There are problematic parts of this novel, and this opens an important discussion when reading ‘classics.’ Mostly due to the time period it was written and Dickens’s history of anti-semitism, one of the novel’s villains is a malicious caricature of a Jewish person. So, be careful when reading if this is a triggering topic/depiction. Figures like this remind us to be sure to take no negative/harmful views from ‘classic novels’ in a light manner. Many of these views can be racist, xenophobic, sexist, etc., so be aware.
Skip It: Aurora Leigh by Elizabeth Barrett Browning
Aurora Leigh is an epic verse novel by Elizabeth Barrett Browning. The novel focuses on a love plot between the main character and a male suitor. Aurora Leigh thoroughly discusses issues of its time period. Yet, the ‘cousin-love plot’ in the novel has aged poorly for the modern day and is very uncomfortable to read. Furthermore, the writing is not for casual reading and contains many references the reader may not understand. Along with its 400-page count being entirely composed of poetry, this text is not for the faint of heart. Only experienced classic readers should take on this text and, even so, the plot is incredibly predictable. Aurora Leigh is a skippable text, especially for readers new to classics.
Skip It: Our Mutual Friend by Charles Dickens
Our Mutual Friend is a long and taxing novel by Charles Dickens. There are many good aspects to this novel, yet it seems ruined by an ending that suggests a majority of the actions within the novel weren’t actually happening. So, while the journey of reading this novel is great, the ending of the novel spoils the entirety of the work. Along with a large character amount that can make character relationships incredibly confusing, this novel is not remotely for a new ‘classics’ reader. These factors, combined with an over 800-page count, make one wonder whether this novel is a classic because it is memorable, or only because it was written by Charles Dickens.

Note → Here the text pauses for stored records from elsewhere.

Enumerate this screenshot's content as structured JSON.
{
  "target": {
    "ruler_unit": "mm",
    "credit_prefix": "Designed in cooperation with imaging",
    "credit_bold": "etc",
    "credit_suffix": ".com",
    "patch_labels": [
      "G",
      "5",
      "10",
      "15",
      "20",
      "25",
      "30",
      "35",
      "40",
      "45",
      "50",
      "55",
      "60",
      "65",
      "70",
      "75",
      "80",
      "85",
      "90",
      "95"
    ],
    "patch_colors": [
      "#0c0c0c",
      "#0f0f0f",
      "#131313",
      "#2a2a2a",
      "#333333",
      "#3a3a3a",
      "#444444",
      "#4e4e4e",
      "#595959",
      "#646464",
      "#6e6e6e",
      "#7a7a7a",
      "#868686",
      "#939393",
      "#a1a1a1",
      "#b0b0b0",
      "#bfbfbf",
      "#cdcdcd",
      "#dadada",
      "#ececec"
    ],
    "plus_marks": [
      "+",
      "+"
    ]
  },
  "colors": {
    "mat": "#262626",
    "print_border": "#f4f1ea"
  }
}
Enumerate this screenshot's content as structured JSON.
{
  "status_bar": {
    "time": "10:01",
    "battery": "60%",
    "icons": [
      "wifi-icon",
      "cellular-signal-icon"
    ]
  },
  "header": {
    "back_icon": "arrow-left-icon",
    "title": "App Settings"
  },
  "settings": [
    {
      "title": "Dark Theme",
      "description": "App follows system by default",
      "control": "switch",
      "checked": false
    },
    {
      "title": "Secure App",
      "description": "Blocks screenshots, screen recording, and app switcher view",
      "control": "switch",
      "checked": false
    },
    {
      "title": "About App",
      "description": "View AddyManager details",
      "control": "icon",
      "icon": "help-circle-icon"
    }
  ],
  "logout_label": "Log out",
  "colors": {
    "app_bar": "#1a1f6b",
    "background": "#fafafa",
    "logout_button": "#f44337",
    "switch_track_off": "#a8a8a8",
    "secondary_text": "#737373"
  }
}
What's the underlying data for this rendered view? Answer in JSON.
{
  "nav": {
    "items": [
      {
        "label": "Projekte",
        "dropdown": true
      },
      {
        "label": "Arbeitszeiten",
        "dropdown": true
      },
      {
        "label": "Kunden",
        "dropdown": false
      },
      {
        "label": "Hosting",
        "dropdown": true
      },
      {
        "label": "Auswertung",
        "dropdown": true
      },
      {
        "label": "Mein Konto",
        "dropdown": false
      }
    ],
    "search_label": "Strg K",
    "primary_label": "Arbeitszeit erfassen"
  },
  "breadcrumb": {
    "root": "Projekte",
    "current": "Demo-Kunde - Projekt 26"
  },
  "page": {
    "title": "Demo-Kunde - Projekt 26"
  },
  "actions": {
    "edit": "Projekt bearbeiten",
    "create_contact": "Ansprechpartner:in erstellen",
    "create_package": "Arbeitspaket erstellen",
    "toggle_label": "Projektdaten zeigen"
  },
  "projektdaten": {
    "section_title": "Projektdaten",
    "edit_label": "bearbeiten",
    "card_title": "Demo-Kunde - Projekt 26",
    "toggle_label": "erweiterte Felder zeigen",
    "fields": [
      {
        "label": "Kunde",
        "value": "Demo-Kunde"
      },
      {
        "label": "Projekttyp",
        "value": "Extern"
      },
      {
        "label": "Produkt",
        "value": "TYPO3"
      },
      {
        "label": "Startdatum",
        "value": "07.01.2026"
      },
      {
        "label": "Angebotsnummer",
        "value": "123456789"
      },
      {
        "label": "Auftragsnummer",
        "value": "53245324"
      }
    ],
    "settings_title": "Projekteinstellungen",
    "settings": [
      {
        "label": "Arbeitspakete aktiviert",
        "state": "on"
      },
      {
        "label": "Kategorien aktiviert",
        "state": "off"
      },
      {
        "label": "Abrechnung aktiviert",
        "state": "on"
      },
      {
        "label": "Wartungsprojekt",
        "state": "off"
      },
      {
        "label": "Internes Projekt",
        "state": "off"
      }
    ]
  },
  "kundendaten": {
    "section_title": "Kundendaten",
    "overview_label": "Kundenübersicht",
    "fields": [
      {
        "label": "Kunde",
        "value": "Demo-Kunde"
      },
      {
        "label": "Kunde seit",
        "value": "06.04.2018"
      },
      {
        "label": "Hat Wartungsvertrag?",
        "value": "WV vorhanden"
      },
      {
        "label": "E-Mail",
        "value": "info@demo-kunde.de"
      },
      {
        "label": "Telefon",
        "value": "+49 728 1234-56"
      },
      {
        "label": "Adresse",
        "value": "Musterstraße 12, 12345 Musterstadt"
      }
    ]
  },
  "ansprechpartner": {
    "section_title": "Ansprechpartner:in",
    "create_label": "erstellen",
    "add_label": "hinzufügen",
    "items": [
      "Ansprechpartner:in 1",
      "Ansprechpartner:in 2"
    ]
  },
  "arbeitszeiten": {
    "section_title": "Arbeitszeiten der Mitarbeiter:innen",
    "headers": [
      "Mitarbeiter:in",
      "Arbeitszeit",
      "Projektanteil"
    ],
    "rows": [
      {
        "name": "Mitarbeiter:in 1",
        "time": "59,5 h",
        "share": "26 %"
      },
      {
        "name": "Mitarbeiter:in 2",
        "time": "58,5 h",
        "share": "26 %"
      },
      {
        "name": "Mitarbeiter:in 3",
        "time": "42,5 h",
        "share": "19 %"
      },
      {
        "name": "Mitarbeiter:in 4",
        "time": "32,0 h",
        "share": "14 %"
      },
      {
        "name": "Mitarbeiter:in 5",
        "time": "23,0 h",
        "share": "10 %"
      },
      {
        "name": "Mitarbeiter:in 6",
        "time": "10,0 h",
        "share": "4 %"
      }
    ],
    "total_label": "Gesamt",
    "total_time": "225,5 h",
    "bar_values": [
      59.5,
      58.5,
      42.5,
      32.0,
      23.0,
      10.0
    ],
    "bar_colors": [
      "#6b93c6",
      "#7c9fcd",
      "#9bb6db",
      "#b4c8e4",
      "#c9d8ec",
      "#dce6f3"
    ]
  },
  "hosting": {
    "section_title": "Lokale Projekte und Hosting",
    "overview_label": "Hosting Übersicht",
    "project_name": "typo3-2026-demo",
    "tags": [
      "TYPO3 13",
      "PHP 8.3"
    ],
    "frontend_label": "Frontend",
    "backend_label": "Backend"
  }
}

This pushes another discussion in ‘classics’ as to whether books by authors held in esteem by literary canon are considered good because they are good literature, or are considered good only because of the author they are written by. This idea holds a large sway in books considered ‘classic’ and emphasizes the importance of reading these books to see which ones are truly worth standing the test of time.